Spokesman Walid al-Bunni said the council had decided to send a delegation to Rome after all. Vice President Biden spoke to al-Khatib on the phone Thursday night to welcome him.

Al-Bunni told Al-Arabiya TV the decision was made based on guarantees al-Khatib heard from western diplomats that the conference would be different and that the opposition would receive real commitments this time. "We will go and we will see if the promises are different this time," he said.

After speaking with Khatib, Kerry flew to Berlin from London, the first stop of his first trip as secretary of state - a hectic nine-country dash through Europe and the Middle East.

Kerry had also dispatched his top Syrian envoy to Cairo in hopes of convincing opposition leaders that their participation is critical to addressing questions from potential donors and securing additional aid from the United States and Europe.

"We are determined that the Syrian opposition is not going to be dangling in the wind, wondering where the support is, if it is coming," Kerry told reporters in London after meeting British Prime Minister David Cameron and Hague. "We are not going to let the Syrian opposition not have its ability to have its voice properly heard in this process."

For his part, Hague said the violence in Syria, especially recent scud missile attacks on the city of Aleppo, was unacceptable and that the west's current position could not be sustained while an "appalling injustice" is being done to Syrian citizens.

"In the face of such murder and threat of instability, our policy cannot stay static as the weeks go by," Hague told reporters, standing beside Kerry. "We must significantly increase support for the Syrian opposition.

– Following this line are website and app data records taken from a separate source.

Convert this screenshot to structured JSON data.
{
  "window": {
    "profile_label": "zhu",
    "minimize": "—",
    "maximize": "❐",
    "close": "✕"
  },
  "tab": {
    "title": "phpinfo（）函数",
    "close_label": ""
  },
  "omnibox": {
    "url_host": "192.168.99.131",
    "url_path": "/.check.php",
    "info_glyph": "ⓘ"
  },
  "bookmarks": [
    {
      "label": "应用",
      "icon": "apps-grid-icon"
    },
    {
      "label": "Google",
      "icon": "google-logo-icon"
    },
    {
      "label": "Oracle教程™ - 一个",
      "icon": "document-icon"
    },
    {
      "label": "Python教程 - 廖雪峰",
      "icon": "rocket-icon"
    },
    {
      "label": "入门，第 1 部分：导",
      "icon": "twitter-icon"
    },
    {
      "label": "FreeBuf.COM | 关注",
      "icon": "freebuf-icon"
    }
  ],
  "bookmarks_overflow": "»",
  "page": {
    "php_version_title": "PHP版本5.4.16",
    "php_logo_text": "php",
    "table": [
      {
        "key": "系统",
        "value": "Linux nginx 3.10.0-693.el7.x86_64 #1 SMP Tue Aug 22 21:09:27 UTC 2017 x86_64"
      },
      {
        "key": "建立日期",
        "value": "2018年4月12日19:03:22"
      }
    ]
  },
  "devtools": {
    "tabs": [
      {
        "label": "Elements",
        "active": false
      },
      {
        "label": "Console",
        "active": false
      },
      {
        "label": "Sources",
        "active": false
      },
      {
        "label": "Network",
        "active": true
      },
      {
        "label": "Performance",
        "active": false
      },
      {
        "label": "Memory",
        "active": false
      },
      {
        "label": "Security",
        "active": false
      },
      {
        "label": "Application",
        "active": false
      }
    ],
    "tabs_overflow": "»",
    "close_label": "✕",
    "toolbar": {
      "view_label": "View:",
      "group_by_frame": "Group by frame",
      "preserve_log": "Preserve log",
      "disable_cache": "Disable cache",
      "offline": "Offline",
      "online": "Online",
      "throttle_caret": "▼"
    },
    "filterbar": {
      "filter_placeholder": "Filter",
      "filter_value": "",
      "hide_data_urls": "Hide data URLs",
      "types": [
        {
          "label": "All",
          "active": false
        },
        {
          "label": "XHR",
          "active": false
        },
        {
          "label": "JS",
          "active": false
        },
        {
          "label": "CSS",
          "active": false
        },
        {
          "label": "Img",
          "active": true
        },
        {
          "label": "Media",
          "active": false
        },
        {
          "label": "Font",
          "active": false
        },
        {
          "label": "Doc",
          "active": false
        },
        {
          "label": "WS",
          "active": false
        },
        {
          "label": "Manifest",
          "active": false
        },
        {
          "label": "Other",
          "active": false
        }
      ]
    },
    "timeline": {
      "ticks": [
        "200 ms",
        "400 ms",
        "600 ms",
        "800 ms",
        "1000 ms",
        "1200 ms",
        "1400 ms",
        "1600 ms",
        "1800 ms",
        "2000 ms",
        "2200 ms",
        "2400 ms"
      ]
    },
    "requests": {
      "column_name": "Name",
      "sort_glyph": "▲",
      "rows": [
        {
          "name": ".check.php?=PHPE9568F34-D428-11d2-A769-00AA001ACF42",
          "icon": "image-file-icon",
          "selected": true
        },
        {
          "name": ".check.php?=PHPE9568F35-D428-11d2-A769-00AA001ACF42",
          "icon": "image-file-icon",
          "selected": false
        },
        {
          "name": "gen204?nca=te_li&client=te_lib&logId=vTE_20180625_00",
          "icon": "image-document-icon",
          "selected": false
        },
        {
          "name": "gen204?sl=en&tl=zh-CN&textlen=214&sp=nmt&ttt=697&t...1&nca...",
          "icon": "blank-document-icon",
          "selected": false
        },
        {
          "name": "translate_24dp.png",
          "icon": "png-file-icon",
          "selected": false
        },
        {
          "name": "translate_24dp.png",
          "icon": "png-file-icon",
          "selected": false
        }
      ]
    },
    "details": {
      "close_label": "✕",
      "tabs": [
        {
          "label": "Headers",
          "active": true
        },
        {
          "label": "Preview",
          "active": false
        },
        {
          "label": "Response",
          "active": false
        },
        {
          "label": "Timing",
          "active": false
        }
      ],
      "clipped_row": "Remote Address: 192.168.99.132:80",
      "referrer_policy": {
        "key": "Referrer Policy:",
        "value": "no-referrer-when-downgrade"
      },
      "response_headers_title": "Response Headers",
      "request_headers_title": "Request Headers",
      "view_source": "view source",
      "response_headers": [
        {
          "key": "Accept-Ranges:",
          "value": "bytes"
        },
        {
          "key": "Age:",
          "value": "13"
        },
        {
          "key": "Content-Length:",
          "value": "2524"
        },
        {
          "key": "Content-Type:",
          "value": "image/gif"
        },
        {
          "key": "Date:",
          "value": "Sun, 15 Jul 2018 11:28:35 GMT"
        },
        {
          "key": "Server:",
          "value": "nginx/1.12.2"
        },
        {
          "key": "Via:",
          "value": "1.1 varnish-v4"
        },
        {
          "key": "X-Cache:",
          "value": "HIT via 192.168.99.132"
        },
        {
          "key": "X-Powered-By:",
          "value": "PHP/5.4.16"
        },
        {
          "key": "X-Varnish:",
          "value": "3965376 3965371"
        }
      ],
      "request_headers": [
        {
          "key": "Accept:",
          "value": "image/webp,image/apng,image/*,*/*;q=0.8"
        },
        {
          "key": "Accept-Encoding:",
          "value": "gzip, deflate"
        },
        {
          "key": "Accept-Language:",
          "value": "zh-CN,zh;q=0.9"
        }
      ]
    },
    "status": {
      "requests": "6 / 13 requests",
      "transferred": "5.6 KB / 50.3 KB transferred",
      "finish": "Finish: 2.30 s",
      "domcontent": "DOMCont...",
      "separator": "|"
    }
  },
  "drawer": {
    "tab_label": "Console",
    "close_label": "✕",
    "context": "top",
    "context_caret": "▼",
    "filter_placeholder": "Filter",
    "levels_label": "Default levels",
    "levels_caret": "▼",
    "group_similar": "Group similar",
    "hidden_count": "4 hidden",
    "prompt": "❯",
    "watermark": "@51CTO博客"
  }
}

We are preparing to do just that."

Kerry agreed.

"We are not coming to Rome simply to talk, we are coming to Rome to talk about next steps," Kerry said, adding that he was sympathetic to opposition complaints that they were not getting the support they need to defend themselves against the Assad regime or oust him from power.

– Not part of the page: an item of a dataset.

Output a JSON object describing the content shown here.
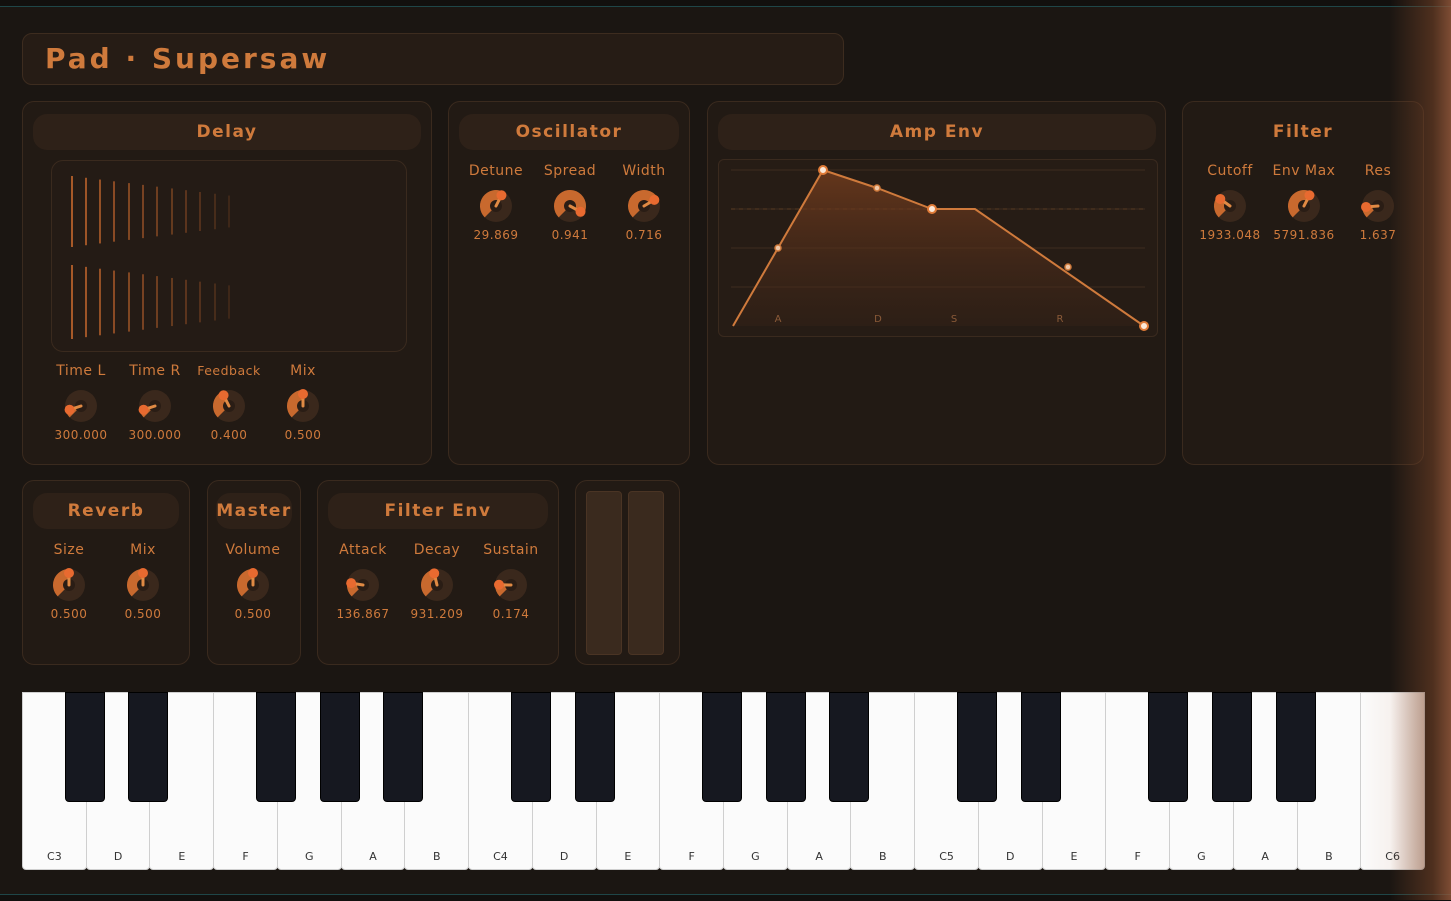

"I am very sensitive to that frustration," recalling that as a U.S. senator he was one of several who pushed the administration to consider military aid to the Syrian opposition.

"But I am the new secretary of state ... and the president of the United States has sent me here and sent me to this series of meetings and in Rome because he is concerned about the course of events.

"This moment is ripe for us to be considering what more we can do," he said, adding that if the opposition wants results, "join us" in Rome.